── Records shown
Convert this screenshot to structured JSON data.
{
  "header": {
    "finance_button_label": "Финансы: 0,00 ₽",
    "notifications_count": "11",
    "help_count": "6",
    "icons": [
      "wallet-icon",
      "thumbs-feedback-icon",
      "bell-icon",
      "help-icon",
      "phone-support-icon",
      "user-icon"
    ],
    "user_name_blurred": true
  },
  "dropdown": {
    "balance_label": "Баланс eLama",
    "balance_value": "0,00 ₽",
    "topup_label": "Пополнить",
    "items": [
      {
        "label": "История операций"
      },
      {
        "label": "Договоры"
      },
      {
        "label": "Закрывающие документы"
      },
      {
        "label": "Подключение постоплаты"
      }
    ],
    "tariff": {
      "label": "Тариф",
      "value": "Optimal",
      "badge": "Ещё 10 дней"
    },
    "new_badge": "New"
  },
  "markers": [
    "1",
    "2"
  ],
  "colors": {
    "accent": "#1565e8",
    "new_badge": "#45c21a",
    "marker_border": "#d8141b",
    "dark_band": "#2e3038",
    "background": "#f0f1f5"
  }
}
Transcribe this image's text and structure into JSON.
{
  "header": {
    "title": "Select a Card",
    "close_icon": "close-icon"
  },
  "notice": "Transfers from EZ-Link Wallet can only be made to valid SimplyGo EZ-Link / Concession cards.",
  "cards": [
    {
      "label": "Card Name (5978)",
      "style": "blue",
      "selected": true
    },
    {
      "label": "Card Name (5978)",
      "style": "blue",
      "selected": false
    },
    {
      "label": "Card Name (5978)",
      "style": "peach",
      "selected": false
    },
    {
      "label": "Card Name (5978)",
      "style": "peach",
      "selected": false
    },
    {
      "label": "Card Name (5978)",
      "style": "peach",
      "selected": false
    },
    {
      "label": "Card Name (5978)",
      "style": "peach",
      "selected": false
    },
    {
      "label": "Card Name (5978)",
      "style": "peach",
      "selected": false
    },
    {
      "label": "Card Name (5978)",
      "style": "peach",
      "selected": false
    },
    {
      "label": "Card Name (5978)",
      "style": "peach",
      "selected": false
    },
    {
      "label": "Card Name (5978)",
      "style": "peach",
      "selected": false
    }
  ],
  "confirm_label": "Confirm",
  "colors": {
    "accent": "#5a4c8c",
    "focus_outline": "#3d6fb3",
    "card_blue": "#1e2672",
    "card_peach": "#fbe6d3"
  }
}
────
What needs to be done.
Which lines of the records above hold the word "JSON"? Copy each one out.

Solution to this task.
Convert this screenshot to structured JSON data.
Transcribe this image's text and structure into JSON.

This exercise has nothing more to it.